Please return the lines of the data that contain "title".

RAW DATA section start

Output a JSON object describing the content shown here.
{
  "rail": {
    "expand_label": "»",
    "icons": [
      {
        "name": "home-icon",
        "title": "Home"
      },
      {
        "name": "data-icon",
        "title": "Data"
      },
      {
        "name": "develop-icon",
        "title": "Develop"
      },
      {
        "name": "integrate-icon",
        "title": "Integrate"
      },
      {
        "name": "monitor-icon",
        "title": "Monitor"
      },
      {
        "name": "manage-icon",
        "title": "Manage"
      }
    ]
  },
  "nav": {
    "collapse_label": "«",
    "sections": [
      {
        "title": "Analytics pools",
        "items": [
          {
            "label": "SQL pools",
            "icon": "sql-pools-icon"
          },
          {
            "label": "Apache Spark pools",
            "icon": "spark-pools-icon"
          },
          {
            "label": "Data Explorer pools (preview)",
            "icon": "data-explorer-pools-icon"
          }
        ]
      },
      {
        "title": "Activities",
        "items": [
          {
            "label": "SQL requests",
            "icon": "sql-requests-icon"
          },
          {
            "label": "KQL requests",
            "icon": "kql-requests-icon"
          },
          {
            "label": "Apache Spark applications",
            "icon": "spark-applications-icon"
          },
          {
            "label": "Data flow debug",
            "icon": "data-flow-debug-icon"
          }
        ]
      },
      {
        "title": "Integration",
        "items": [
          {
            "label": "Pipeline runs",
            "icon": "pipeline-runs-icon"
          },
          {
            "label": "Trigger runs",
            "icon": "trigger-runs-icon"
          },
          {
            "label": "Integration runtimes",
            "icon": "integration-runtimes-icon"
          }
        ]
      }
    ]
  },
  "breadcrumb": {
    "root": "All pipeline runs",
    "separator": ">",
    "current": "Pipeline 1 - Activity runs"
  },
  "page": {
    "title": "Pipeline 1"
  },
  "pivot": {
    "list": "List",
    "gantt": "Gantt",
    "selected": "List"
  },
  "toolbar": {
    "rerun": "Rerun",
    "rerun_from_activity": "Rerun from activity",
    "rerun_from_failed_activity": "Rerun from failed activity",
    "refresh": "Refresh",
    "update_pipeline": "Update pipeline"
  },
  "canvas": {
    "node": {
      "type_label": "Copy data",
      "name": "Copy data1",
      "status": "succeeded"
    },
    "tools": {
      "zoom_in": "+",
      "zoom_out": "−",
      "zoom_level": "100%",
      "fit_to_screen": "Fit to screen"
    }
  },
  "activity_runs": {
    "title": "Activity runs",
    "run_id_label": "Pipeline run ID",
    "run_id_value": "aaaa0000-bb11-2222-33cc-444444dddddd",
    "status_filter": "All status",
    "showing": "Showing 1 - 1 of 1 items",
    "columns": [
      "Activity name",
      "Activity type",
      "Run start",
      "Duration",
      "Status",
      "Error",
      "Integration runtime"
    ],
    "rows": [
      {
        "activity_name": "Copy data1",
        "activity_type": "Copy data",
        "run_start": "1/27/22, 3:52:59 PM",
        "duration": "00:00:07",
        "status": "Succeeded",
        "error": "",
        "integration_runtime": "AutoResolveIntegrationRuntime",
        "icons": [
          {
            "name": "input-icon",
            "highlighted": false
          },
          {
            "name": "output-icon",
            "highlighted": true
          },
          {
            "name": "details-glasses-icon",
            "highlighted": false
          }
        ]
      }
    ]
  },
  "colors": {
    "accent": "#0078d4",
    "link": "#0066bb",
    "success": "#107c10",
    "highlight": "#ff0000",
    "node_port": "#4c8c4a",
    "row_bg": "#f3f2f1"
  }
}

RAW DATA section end

FINISHED EXERCISE
        "title": "Home"
        "title": "Data"
        "title": "Develop"
        "title": "Integrate"
        "title": "Monitor"
        "title": "Manage"
        "title": "Analytics pools",
        "title": "Activities",
        "title": "Integration",
    "title": "Pipeline 1"
    "title": "Activity runs",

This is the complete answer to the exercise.